All these laws addressing display of the American flag do not guaranty harmony. Some owners use the laws as a way to harass other owners and bother then by placing flags anywhere they want and in any size, shape or height. Some simply think the law allows them to display an American flag as an act of patriotism in any manner they deem appropriate. In any event, associations and owners can still end up in dispute.

A typical dispute is the case of Oak Park Villas Condominium v. Crisafulli. The Crisafullis owned a condominium unit in Oak Park Villas Condominium. They placed benches, pavers and a small American flag suspended on a wire stand slightly higher than the height of the benches in the common elements near their unit. The case proceeded to arbitration and the arbitrator ruled that the Florida Condominium Act allows display of a portable, removable United States flag but does not provide that a unit owner may display the flag on the common elements apart from the exterior wall of their unit or the limited common elements adjacent to their unit. The arbitrator emphasized “otherwise, a unit owner could display a United States flag anywhere in the condominium property.” The arbitrator ordered removal of the flag or approval of the requisite number of other unit owners required to alter the common elements as provided in the declaration of condominium.

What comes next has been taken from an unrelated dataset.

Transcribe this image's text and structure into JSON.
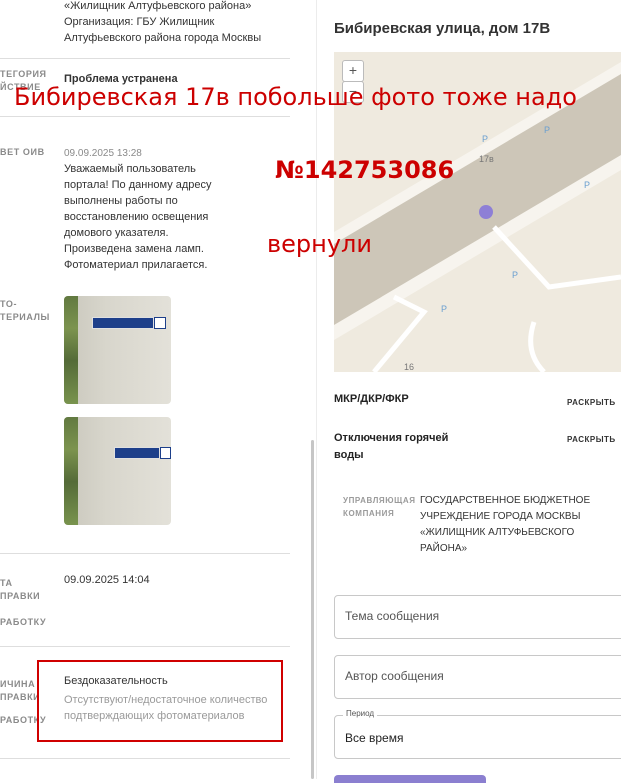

In 2014, Larry Murphree sued the Tides Condominium Sweetwater by Del Webb Master Homeowners Association, Inc. in federal court. Murphree claimed he was displaying a small United States flag in garden pots outside the door to his condominium and that his condominium association was harassing him because of the display. He asked the court to agree he had the right to display the flag under The Freedom to Display the American Flag Act of 2005. The court determined that Congress did not intend to provide a private remedy under the Act or any enforcement mechanism. It specifically ruled that the Act did not provide Mr. Murphree with right to sue his condominium association. His case makes it clear that the flag laws do not create unbridled right for property owners to display flags. It confirms that a property owner wishing to display an American flag must do so in compliance with rules and reasonableness.

All too often, disputes arise when a property owner refuses to follow the rules set by the statutes thereunder or permissible regulation within association documents. As the court pointed out in Murphree, the federal law does not provide a property owner with right to sue his or her association. But, if a homeowner follows the rules, these laws provide the right fly Old Glory.